*What needs to be done*
Where "true" occurs in a line of the entries below, copy that line.

=== Section Start ===

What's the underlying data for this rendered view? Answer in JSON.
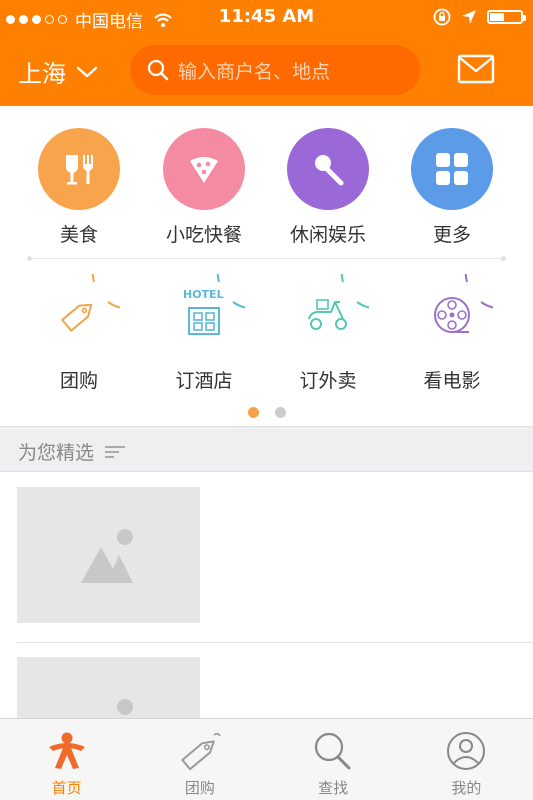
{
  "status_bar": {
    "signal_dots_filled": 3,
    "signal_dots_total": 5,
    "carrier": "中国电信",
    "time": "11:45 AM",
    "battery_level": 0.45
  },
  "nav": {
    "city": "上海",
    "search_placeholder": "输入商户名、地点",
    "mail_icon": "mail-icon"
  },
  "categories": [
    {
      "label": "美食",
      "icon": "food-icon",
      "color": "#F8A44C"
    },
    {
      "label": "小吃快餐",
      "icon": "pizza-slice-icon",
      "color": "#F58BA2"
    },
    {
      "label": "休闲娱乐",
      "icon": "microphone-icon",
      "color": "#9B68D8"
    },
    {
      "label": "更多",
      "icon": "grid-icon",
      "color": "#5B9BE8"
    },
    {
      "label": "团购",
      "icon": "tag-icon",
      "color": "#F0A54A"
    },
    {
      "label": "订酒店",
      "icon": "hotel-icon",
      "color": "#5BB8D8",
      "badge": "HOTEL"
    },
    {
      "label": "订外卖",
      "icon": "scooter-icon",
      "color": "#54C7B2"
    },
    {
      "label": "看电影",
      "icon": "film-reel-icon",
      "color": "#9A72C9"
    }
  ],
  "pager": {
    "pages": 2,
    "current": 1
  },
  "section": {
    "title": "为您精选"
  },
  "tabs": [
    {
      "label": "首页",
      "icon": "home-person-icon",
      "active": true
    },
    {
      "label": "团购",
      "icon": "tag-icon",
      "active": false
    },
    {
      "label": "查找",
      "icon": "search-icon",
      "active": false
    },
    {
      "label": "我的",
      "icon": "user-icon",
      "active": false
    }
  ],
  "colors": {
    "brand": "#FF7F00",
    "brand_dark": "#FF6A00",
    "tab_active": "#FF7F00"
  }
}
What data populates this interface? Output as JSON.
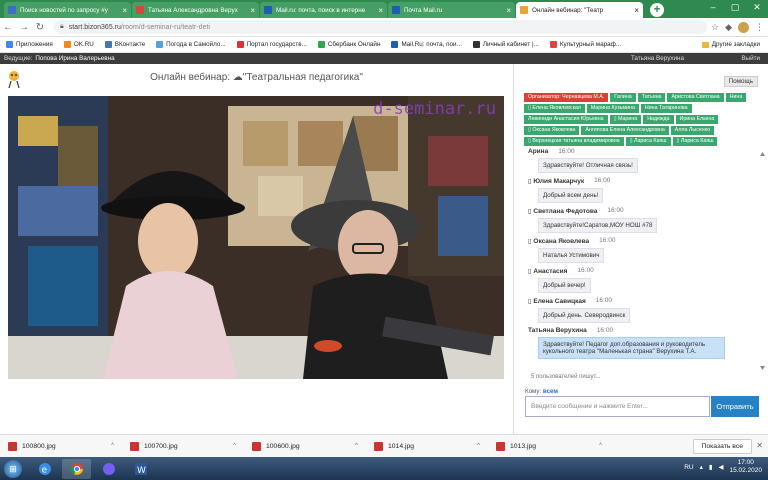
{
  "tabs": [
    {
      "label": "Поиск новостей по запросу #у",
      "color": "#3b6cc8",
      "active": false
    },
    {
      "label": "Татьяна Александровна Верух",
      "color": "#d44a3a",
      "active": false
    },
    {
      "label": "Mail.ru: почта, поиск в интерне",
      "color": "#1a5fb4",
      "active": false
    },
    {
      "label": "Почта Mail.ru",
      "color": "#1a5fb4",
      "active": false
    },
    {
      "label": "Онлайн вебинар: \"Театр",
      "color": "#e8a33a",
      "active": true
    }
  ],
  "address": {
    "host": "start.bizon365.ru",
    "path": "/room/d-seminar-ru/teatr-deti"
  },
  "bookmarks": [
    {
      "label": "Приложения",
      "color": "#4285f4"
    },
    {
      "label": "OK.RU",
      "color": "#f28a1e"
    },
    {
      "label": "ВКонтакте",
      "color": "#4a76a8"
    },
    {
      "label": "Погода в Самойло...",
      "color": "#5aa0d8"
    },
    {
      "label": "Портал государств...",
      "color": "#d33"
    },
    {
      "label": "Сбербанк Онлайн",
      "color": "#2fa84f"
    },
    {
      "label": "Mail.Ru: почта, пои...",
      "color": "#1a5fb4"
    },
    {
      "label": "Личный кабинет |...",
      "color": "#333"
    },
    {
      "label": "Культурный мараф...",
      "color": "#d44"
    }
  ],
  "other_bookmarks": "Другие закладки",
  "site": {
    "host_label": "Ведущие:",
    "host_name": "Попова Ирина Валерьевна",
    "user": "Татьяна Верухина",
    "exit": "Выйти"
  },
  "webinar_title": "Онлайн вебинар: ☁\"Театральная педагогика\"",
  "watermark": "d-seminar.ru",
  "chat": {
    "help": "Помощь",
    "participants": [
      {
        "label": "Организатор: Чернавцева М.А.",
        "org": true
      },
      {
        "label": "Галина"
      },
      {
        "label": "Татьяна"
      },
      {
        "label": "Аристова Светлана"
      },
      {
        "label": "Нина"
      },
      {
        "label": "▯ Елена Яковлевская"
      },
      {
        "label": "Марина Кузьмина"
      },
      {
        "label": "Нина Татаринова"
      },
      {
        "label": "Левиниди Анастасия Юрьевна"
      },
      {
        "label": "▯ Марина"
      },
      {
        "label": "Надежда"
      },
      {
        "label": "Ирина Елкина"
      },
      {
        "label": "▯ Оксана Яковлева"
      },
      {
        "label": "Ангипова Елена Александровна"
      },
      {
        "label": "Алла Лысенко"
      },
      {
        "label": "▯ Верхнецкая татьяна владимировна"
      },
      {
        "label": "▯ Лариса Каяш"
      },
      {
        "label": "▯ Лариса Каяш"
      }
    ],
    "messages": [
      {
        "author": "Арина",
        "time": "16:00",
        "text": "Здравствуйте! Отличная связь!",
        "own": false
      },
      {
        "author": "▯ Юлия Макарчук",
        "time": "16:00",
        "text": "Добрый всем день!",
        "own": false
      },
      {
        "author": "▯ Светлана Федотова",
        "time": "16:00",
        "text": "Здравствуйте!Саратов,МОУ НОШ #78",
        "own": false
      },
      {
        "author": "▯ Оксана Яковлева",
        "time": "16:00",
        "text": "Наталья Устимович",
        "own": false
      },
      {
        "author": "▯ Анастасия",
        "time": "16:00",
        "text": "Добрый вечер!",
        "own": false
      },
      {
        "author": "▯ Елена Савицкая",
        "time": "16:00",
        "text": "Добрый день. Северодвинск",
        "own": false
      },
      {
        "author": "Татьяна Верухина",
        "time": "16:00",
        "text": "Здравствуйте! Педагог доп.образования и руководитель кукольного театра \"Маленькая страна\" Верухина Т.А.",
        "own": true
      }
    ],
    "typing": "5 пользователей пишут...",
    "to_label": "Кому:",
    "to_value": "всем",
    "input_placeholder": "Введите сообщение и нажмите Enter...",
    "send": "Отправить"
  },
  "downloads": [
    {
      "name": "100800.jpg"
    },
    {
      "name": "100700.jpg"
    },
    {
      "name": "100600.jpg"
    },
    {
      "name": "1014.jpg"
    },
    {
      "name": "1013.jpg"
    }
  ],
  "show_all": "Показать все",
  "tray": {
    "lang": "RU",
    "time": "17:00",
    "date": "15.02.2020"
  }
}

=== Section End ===

*Task response*
      "active": true
      "active": true
        "org": true
        "own": true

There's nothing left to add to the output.